PHOENIX Lawyers for Tucson shooting rampage suspect Jared Loughner filed an emergency petition on Friday with a federal judge who already has twice refused similar requests, asking him again to halt the forcible medication of their client with anti-psychotic drugs.
In a 28-page filing, Loughner's defense team urged U.S. District Judge Larry Burns to order that the four-drug regimen administered involuntarily to Loughner be stopped immediately because it violates his constitutional due-process rights.
"There is presently no legal basis -- under any rationale -- to forcibly medicate Mr. Loughner," defense attorneys said in the court documents.
Citing what they said were signs of his improved behavior, his attorneys said Loughner is no longer a danger to himself or others, and therefore the justification for continuing the drugs did not exist.
Loughner, accused of opening fire on January 8 in a shooting spree that killed six people and wounded 13 others, including Arizona Congresswoman Gabrielle Giffords, has received the drugs while being treated at a U.S. Bureau of Prisons psychiatric hospital in Missouri.
The 23-year-old college dropout has been housed at the facility since May, when Burns declared him mentally incompetent to stand trial.
Defense attorneys and federal prosecutors have battled over whether Loughner should be forced to take the drugs for several months, with Burns refusing in June and again in August to halt the treatments.
The 9th U.S. Circuit Court of Appeals heard arguments last month about whether Loughner can be medicated against his will and on the procedures that must be used by prison officials to do so. The three-member panel has yet to render a decision.
Loughner is scheduled to appear on Wednesday in federal court in Tucson for a hearing to determine whether prison doctors should be given more time to restore his mental competency.
Prosecutors claim another eight months is needed to make him mentally fit to stand trial, while defense attorneys object to any time extensions.
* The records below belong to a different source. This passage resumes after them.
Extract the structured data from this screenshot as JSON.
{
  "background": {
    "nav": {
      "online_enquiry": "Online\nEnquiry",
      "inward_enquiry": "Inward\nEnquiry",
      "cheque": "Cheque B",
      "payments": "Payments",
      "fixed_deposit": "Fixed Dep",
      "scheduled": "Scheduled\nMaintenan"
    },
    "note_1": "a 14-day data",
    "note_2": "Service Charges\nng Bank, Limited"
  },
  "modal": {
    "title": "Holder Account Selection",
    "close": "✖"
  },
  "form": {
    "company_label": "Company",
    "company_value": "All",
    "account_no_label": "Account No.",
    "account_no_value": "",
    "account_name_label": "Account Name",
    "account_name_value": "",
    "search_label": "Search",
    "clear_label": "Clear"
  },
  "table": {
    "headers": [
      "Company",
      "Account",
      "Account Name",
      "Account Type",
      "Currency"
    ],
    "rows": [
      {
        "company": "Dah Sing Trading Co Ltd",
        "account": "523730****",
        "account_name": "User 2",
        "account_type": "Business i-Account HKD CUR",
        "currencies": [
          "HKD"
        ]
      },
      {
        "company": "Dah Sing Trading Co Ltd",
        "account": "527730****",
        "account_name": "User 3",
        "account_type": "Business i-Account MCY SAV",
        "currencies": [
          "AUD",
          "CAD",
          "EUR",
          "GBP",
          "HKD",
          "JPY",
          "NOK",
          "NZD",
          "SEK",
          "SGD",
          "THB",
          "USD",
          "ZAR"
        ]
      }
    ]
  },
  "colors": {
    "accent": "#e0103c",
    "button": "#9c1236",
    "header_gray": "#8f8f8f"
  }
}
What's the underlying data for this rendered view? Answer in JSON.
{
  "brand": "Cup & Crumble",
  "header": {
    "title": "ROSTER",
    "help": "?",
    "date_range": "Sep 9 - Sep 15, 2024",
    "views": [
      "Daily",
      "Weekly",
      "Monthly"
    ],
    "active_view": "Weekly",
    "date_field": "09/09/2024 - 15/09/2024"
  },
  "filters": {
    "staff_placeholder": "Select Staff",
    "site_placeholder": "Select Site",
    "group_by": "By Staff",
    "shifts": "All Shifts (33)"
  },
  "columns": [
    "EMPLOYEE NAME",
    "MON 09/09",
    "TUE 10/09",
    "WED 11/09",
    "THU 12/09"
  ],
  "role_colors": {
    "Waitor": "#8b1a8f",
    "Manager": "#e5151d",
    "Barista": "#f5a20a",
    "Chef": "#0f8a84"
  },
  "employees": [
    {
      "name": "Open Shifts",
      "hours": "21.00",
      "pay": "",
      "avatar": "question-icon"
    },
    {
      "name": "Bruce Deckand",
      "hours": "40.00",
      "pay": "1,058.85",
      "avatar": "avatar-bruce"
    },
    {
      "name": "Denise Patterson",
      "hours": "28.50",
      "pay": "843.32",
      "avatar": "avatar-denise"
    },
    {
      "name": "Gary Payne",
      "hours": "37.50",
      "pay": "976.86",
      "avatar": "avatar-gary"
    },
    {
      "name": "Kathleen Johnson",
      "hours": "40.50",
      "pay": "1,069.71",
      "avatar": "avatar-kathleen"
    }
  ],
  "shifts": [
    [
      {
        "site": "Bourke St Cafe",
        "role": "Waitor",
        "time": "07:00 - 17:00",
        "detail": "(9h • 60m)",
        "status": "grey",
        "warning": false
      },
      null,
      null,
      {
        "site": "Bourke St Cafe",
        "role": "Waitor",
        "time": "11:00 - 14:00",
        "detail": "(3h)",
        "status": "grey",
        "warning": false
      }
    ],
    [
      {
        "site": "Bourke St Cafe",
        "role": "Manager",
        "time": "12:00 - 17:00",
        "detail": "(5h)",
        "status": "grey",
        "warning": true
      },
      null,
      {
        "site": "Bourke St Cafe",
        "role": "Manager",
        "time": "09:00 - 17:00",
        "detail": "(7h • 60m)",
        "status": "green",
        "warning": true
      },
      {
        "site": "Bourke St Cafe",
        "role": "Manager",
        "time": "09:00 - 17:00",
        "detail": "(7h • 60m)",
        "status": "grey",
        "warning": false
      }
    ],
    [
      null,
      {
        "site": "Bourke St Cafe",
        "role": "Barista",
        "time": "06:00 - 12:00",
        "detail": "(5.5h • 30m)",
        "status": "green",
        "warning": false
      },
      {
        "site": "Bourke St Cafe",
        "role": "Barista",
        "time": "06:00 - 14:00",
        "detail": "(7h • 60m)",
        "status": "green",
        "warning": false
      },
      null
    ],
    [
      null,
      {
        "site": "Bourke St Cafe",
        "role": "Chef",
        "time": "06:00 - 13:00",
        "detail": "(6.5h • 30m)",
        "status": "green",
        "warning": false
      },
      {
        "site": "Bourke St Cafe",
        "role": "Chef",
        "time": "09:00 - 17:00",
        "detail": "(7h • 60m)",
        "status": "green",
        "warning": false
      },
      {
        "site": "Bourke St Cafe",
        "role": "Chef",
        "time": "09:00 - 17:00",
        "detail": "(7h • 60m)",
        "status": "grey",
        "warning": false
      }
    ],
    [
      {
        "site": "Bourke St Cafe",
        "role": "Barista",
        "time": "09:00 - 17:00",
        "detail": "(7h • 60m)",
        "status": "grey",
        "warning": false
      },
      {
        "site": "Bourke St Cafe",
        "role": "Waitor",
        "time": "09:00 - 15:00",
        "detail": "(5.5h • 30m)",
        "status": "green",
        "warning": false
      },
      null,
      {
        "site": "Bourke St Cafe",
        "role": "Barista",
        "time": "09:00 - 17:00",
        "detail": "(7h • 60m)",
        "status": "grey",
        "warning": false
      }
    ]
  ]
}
Loughner has pleaded not guilty to 49 criminal charges, including multiple counts of first-degree murder.
(Editing by Steve Gorman and Peter Bohan)